Van Andel Institute Principal Investigators 20 DEPARTMENT OF NEURODEGENERATIVE SCIENCE (CONTINUED) Rita Guerreiro, Ph.D. Associate Professor Dr. Rita Guerreiro parses the genetic variations that contribute to neurodegenerative diseases such as Parkinson’s, Alzheimer’s, dementia with Lewy bodies and frontotemporal dementia. Her research has led to new insights into the genetic contributors to these diseases, which currently have no cure and no treatments that slow progression. Michael Henderson, Ph.D. Assistant Professor Dr. Michael Henderson investigates the causes of neurodegenerative diseases like Parkinson’s and dementia with Lewy bodies, and the factors that control disease progression. He hopes to translate his findings into new therapies that slow or stop this progression. Qiang Zhu, Ph.D. Assistant Professor Dr. Qiang Zhu investigates the genetic, epigenetic and cellular factors that lead to neurodegenerative diseases such as ALS and frontotemporal dementia. To date, his work has revealed the complex mechanisms underlying the most common genetic cause for both of these diseases — an insight that has provided novel targets for the development of new therapies. Department of Cell Biology Our health, and consequently our lives, depend on the coordinated activities of our individual cells; diseases arise when the activities of these individual cells become derailed. Through combined expertise in different cell types and communication mechanisms and using stateof-the-art approaches, scientists in VAI’s Department of Cell Biology pursue fundamental research to understand how our cells grow, communicate, survive, assemble into tissues and organs, respond to the environment, and change with age. This transformative work will yield new diagnostic and treatment strategies to improve the quality of life for people with cancer, bone diseases and rare disorders. Tao Yang, Ph.D. Interim Chair and Associate Professor Dr. Tao Yang studies the signaling systems that govern skeletal stem cells and the role they play in diseases such as osteoarthritis and osteoporosis. Bones are the largest producer of adult stem cells, which mature into cartilage, fat or bone tissue — a process that falters with age. Yang seeks a better understanding of these systems in search of new treatments for degenerative bone disorders and other skeletal aging. Stephanie Grainger, Ph.D. Assistant Professor Stem cells give rise to every cell type in the human body and play important roles in health and disease. Dr. Stephanie Grainger seeks to understand how these special cells develop, how they are maintained, and how they can become cancerous, with the goal of developing new strategies for combating cancer.

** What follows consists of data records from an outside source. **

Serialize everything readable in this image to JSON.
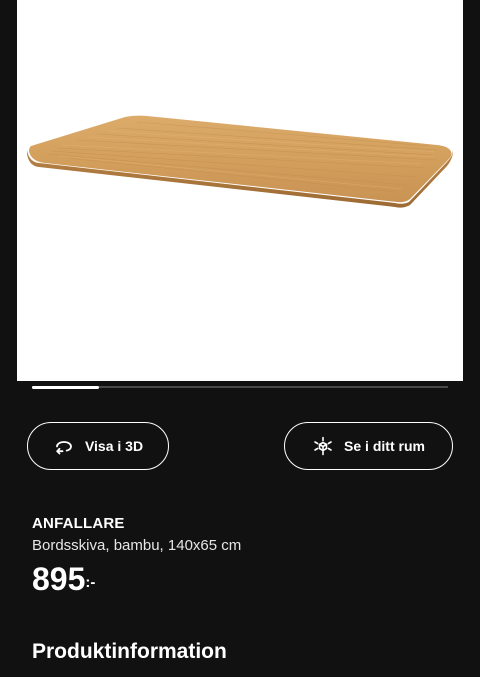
{
  "gallery": {
    "image_alt": "Tabletop in bamboo",
    "slide_progress": 0.16
  },
  "actions": {
    "view_3d_label": "Visa i 3D",
    "view_3d_icon": "rotate-3d-icon",
    "view_in_room_label": "Se i ditt rum",
    "view_in_room_icon": "ar-cube-icon"
  },
  "product": {
    "name": "ANFALLARE",
    "description": "Bordsskiva, bambu, 140x65 cm",
    "price": "895",
    "price_suffix": ":-"
  },
  "sections": {
    "product_info_title": "Produktinformation"
  },
  "colors": {
    "background": "#111111",
    "image_background": "#ffffff",
    "text": "#ffffff",
    "bamboo": "#d6a463"
  }
}
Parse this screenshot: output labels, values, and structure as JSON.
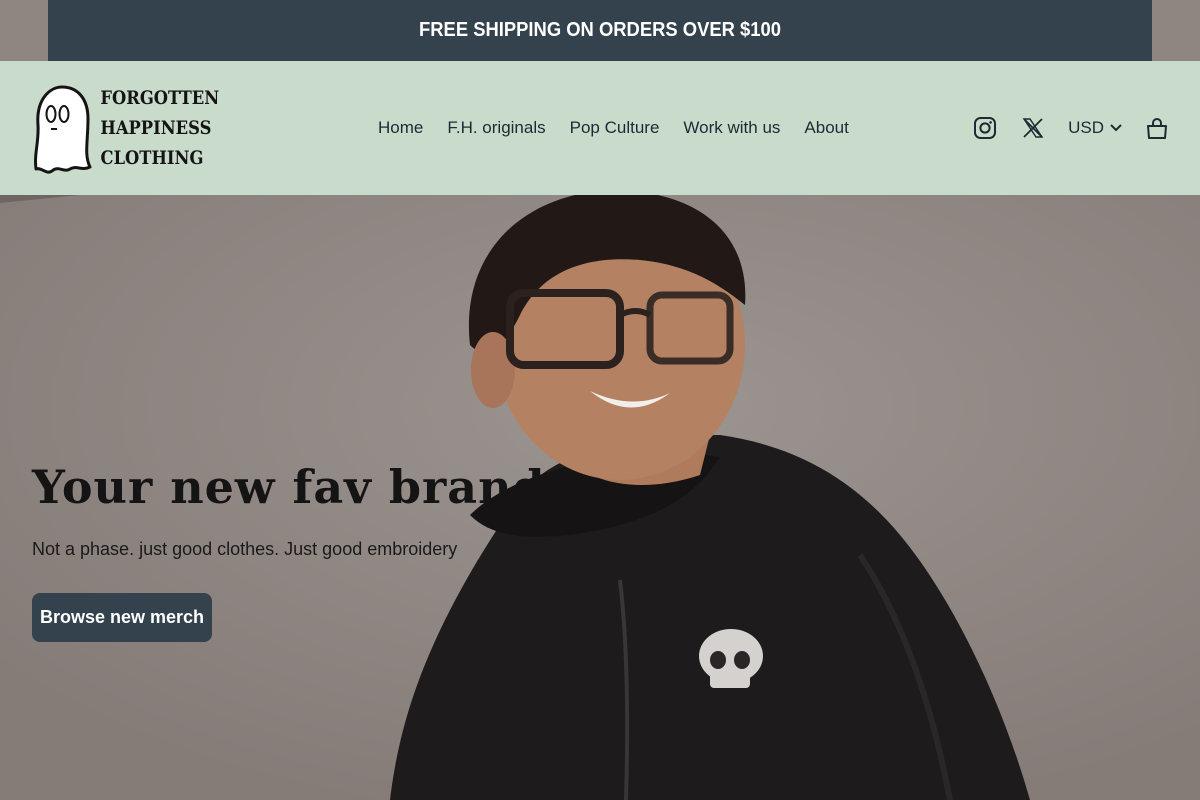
{
  "announcement": {
    "text": "FREE SHIPPING ON ORDERS OVER $100"
  },
  "header": {
    "logo": {
      "lines": [
        "FORGOTTEN",
        "HAPPINESS",
        "CLOTHING"
      ],
      "icon": "ghost-icon"
    },
    "nav": [
      {
        "label": "Home"
      },
      {
        "label": "F.H. originals"
      },
      {
        "label": "Pop Culture"
      },
      {
        "label": "Work with us"
      },
      {
        "label": "About"
      }
    ],
    "icons": {
      "instagram": "instagram-icon",
      "x": "x-icon",
      "cart": "cart-icon"
    },
    "currency": {
      "value": "USD",
      "icon": "chevron-down-icon"
    }
  },
  "hero": {
    "title": "Your new fav brand",
    "subtitle": "Not a phase. just good clothes. Just good embroidery",
    "button_label": "Browse new merch"
  },
  "colors": {
    "announcement_bg": "#33424d",
    "header_bg": "#c9dccc",
    "button_bg": "#33424d",
    "text_dark": "#1d2a33"
  }
}
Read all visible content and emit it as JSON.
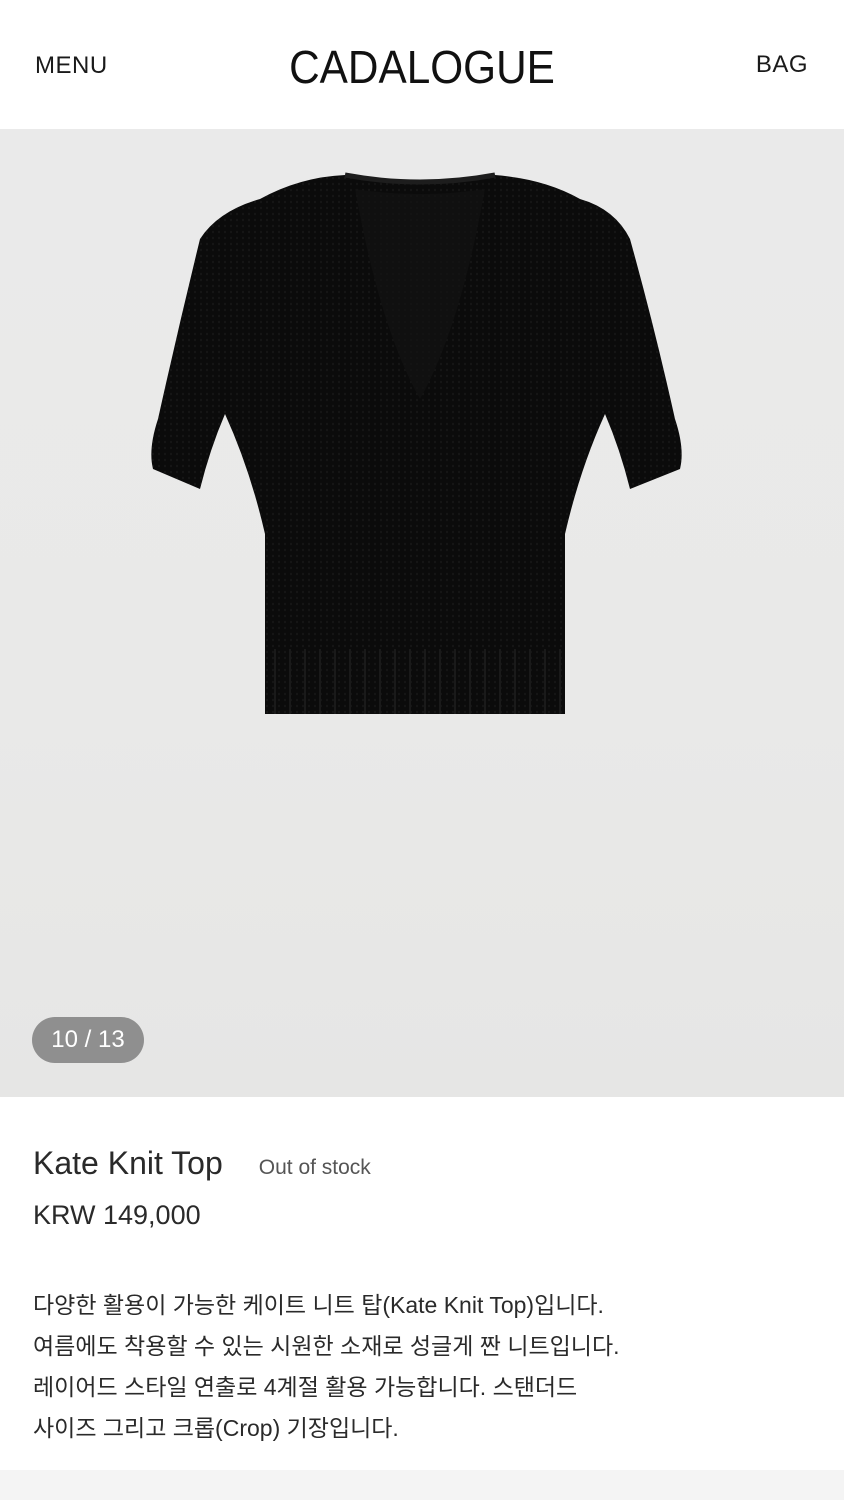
{
  "header": {
    "menu_label": "MENU",
    "logo_text": "CADALOGUE",
    "bag_label": "BAG"
  },
  "gallery": {
    "counter": "10 / 13",
    "background_color": "#eaeaea",
    "product_color": "#0b0b0b"
  },
  "product": {
    "name": "Kate Knit Top",
    "stock_status": "Out of stock",
    "price": "KRW 149,000",
    "description_lines": [
      "다양한 활용이 가능한 케이트 니트 탑(Kate Knit Top)입니다.",
      "여름에도 착용할 수 있는 시원한 소재로 성글게 짠 니트입니다.",
      "레이어드 스타일 연출로 4계절 활용 가능합니다. 스탠더드",
      "사이즈 그리고 크롭(Crop) 기장입니다."
    ]
  }
}
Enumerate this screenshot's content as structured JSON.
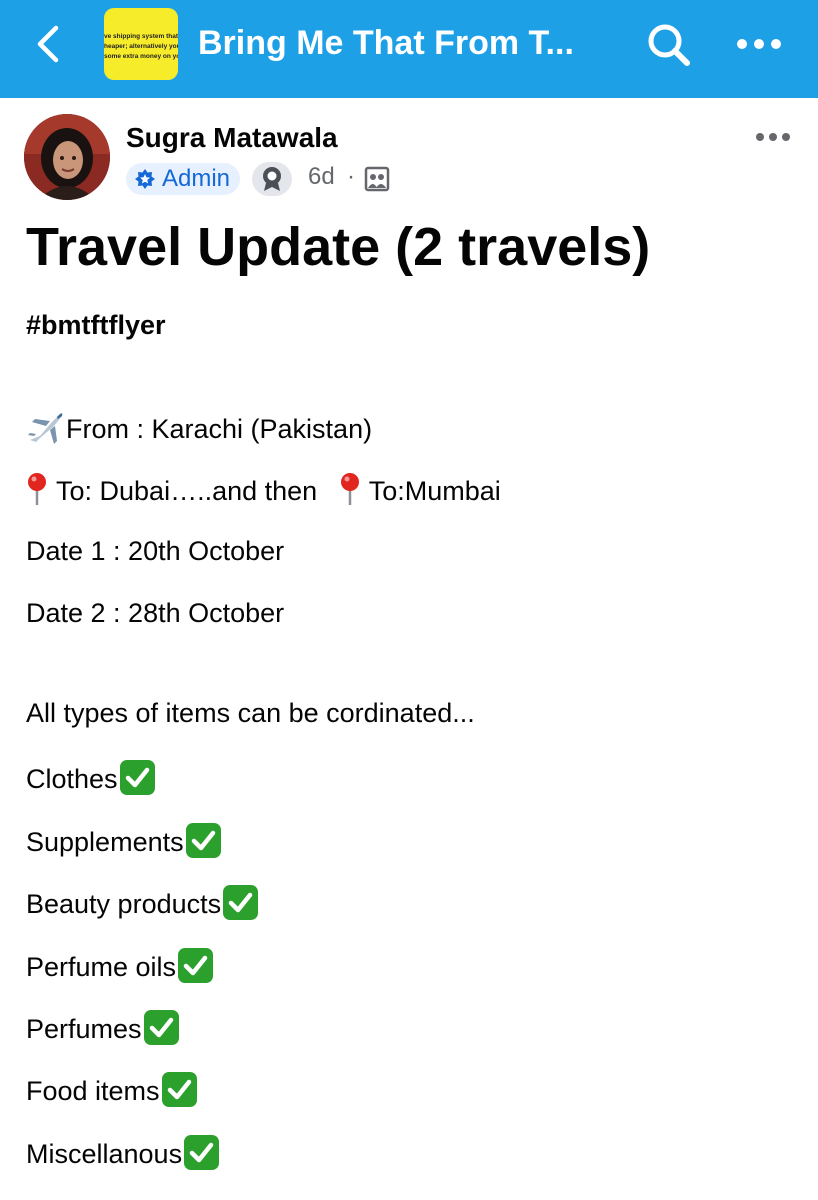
{
  "header": {
    "group_name": "Bring Me That From T...",
    "group_thumb_lines": [
      "ve shipping system that n",
      "heaper; alternatively you",
      "some extra money on you"
    ]
  },
  "post": {
    "author": "Sugra Matawala",
    "role_badge": "Admin",
    "time": "6d",
    "separator": "·",
    "title": "Travel Update (2 travels)",
    "hashtag": "#bmtftflyer",
    "from_line": "From : Karachi (Pakistan)",
    "to_first": "To: Dubai…..and then",
    "to_second": "To:Mumbai",
    "date1": "Date 1 : 20th October",
    "date2": "Date 2 : 28th October",
    "items_intro": "All types of items can be cordinated...",
    "items": [
      "Clothes",
      "Supplements",
      "Beauty products",
      "Perfume oils",
      "Perfumes",
      "Food items",
      "Miscellanous"
    ]
  },
  "colors": {
    "topbar": "#1ea0e6",
    "admin_text": "#1469d6",
    "admin_bg": "#e7f0fe",
    "check_green": "#2ca02c",
    "thumb_yellow": "#f7ec2a"
  },
  "icons": [
    "back-arrow-icon",
    "search-icon",
    "more-horizontal-icon",
    "admin-shield-icon",
    "rank-badge-icon",
    "audience-icon",
    "airplane-emoji-icon",
    "pin-emoji-icon",
    "check-mark-emoji-icon"
  ]
}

RESEARCH Brian Haab, Ph.D. Professor; Associate Dean, VAI Graduate School Dr. Brian Haab searches for new ways to diagnose and stratify pancreatic cancers based on the chemical fingerprints tumors leave behind. Part of the problem Dr. Haab aims to solve is that cancers often look and behave normally — until after they’ve started making people sick. Dr. Haab is sleuthing out clues to build a library of diagnostic tools that will help providers diagnose tumors earlier and optimize treatment. Stefan Jovinge, M.D., Ph.D. Professor, VAI; Director, DeVos Cardiovascular Research Program (a joint effort between VAI and Spectrum Health); Medical Director of Research, Frederik Meijer Heart and Vascular Institute, Spectrum Health Dr. Stefan Jovinge develops ways to help the heart heal itself and has led dozens of clinical trials in regenerative medicine. As a critical care cardiologist and scientist, he uses a bench-to-bedside approach in an effort to give patients with serious heart conditions longer, healthier lives. Matt Steensma, M.D. Associate Professor Dr. Matt Steensma studies the genetic and molecular factors that cause benign tumors to become cancers, in search of vulnerabilities that may be targeted for treatment. As a scientist at VAI and practicing surgeon at Spectrum Health Helen DeVos Children’s Hospital, he is committed to translating scientific discoveries into treatments that improve patients’ lives. Bart Williams, Ph.D. Professor Dr. Bart Williams studies the building blocks of bone growth on behalf of the millions suffering from diseases such as osteoporosis. He seeks new ways of altering cell signaling pathways to encourage healthy bone development and deter cancer spread to the skeleton. FEDERAL AND FOUNDATIONAL FUNDING IN 2021 Awards breakdown Total of active awards (all): 9.5 million Total of active awards (all): 92 Total new awards 2021: 33 21